▸ **Assignment**:
All of the data below should be set down again verbatim, without any images.

App and web page records:
○ ○ ○

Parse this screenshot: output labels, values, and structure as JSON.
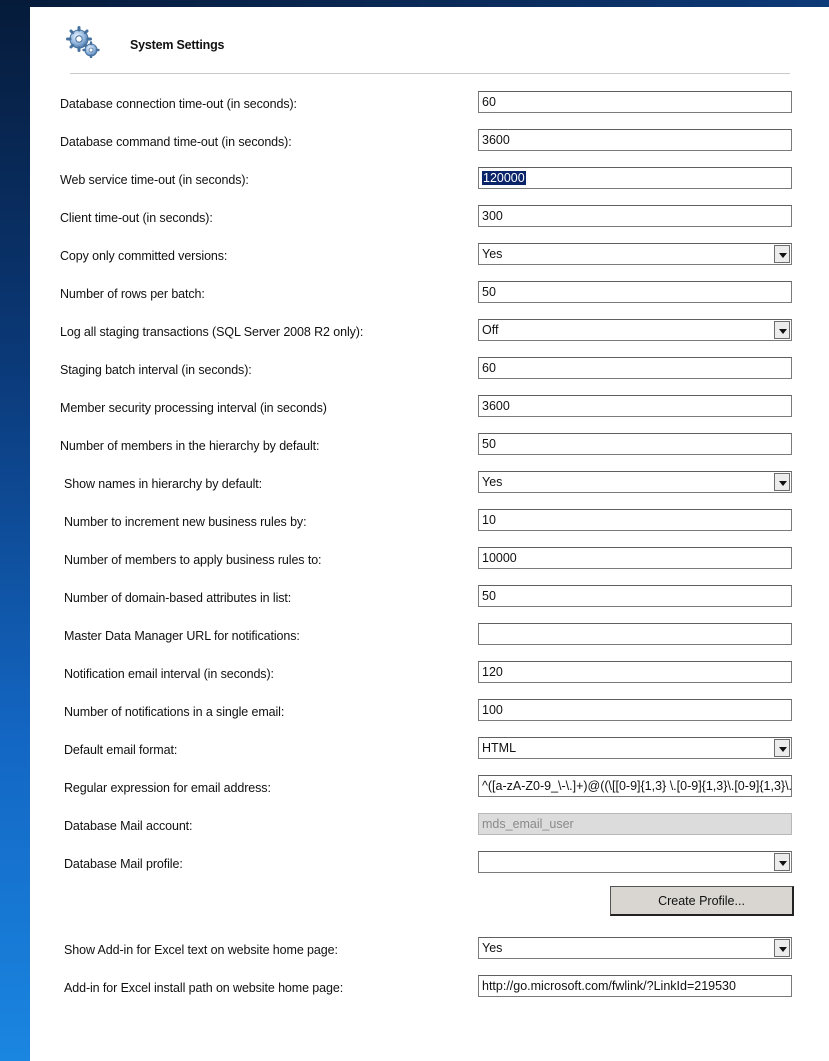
{
  "header": {
    "title": "System Settings",
    "icon": "gears-icon"
  },
  "settings": [
    {
      "label": "Database connection time-out (in seconds):",
      "type": "text",
      "value": "60"
    },
    {
      "label": "Database command time-out (in seconds):",
      "type": "text",
      "value": "3600"
    },
    {
      "label": "Web service time-out (in seconds):",
      "type": "text",
      "value": "120000",
      "selected": true
    },
    {
      "label": "Client time-out (in seconds):",
      "type": "text",
      "value": "300"
    },
    {
      "label": "Copy only committed versions:",
      "type": "select",
      "value": "Yes"
    },
    {
      "label": "Number of rows per batch:",
      "type": "text",
      "value": "50"
    },
    {
      "label": "Log all staging transactions (SQL Server 2008 R2 only):",
      "type": "select",
      "value": "Off"
    },
    {
      "label": "Staging batch interval (in seconds):",
      "type": "text",
      "value": "60"
    },
    {
      "label": "Member security processing interval (in seconds)",
      "type": "text",
      "value": "3600"
    },
    {
      "label": "Number of members in the hierarchy by default:",
      "type": "text",
      "value": "50"
    },
    {
      "label": "Show names in hierarchy by default:",
      "type": "select",
      "value": "Yes"
    },
    {
      "label": "Number to increment new business rules by:",
      "type": "text",
      "value": "10"
    },
    {
      "label": "Number of members to apply business rules to:",
      "type": "text",
      "value": "10000"
    },
    {
      "label": "Number of domain-based attributes in list:",
      "type": "text",
      "value": "50"
    },
    {
      "label": "Master Data Manager URL for notifications:",
      "type": "text",
      "value": ""
    },
    {
      "label": "Notification email interval (in seconds):",
      "type": "text",
      "value": "120"
    },
    {
      "label": "Number of notifications in a single email:",
      "type": "text",
      "value": "100"
    },
    {
      "label": "Default email format:",
      "type": "select",
      "value": "HTML"
    },
    {
      "label": "Regular expression for email address:",
      "type": "text",
      "value": "^([a-zA-Z0-9_\\-\\.]+)@((\\[[0-9]{1,3} \\.[0-9]{1,3}\\.[0-9]{1,3}\\."
    },
    {
      "label": "Database Mail account:",
      "type": "text",
      "value": "mds_email_user",
      "disabled": true
    },
    {
      "label": "Database Mail profile:",
      "type": "select",
      "value": ""
    },
    {
      "label": "Show Add-in for Excel text on website home page:",
      "type": "select",
      "value": "Yes"
    },
    {
      "label": "Add-in for Excel install path on website home page:",
      "type": "text",
      "value": "http://go.microsoft.com/fwlink/?LinkId=219530"
    }
  ],
  "buttons": {
    "create_profile": "Create Profile..."
  }
}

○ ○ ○

▸ **Solved exercise**:
Parse this screenshot: output labels, values, and structure as JSON.
{
  "header": {
    "title": "System Settings",
    "icon": "gears-icon"
  },
  "settings": [
    {
      "label": "Database connection time-out (in seconds):",
      "type": "text",
      "value": "60"
    },
    {
      "label": "Database command time-out (in seconds):",
      "type": "text",
      "value": "3600"
    },
    {
      "label": "Web service time-out (in seconds):",
      "type": "text",
      "value": "120000",
      "selected": true
    },
    {
      "label": "Client time-out (in seconds):",
      "type": "text",
      "value": "300"
    },
    {
      "label": "Copy only committed versions:",
      "type": "select",
      "value": "Yes"
    },
    {
      "label": "Number of rows per batch:",
      "type": "text",
      "value": "50"
    },
    {
      "label": "Log all staging transactions (SQL Server 2008 R2 only):",
      "type": "select",
      "value": "Off"
    },
    {
      "label": "Staging batch interval (in seconds):",
      "type": "text",
      "value": "60"
    },
    {
      "label": "Member security processing interval (in seconds)",
      "type": "text",
      "value": "3600"
    },
    {
      "label": "Number of members in the hierarchy by default:",
      "type": "text",
      "value": "50"
    },
    {
      "label": "Show names in hierarchy by default:",
      "type": "select",
      "value": "Yes"
    },
    {
      "label": "Number to increment new business rules by:",
      "type": "text",
      "value": "10"
    },
    {
      "label": "Number of members to apply business rules to:",
      "type": "text",
      "value": "10000"
    },
    {
      "label": "Number of domain-based attributes in list:",
      "type": "text",
      "value": "50"
    },
    {
      "label": "Master Data Manager URL for notifications:",
      "type": "text",
      "value": ""
    },
    {
      "label": "Notification email interval (in seconds):",
      "type": "text",
      "value": "120"
    },
    {
      "label": "Number of notifications in a single email:",
      "type": "text",
      "value": "100"
    },
    {
      "label": "Default email format:",
      "type": "select",
      "value": "HTML"
    },
    {
      "label": "Regular expression for email address:",
      "type": "text",
      "value": "^([a-zA-Z0-9_\\-\\.]+)@((\\[[0-9]{1,3} \\.[0-9]{1,3}\\.[0-9]{1,3}\\."
    },
    {
      "label": "Database Mail account:",
      "type": "text",
      "value": "mds_email_user",
      "disabled": true
    },
    {
      "label": "Database Mail profile:",
      "type": "select",
      "value": ""
    },
    {
      "label": "Show Add-in for Excel text on website home page:",
      "type": "select",
      "value": "Yes"
    },
    {
      "label": "Add-in for Excel install path on website home page:",
      "type": "text",
      "value": "http://go.microsoft.com/fwlink/?LinkId=219530"
    }
  ],
  "buttons": {
    "create_profile": "Create Profile..."
  }
}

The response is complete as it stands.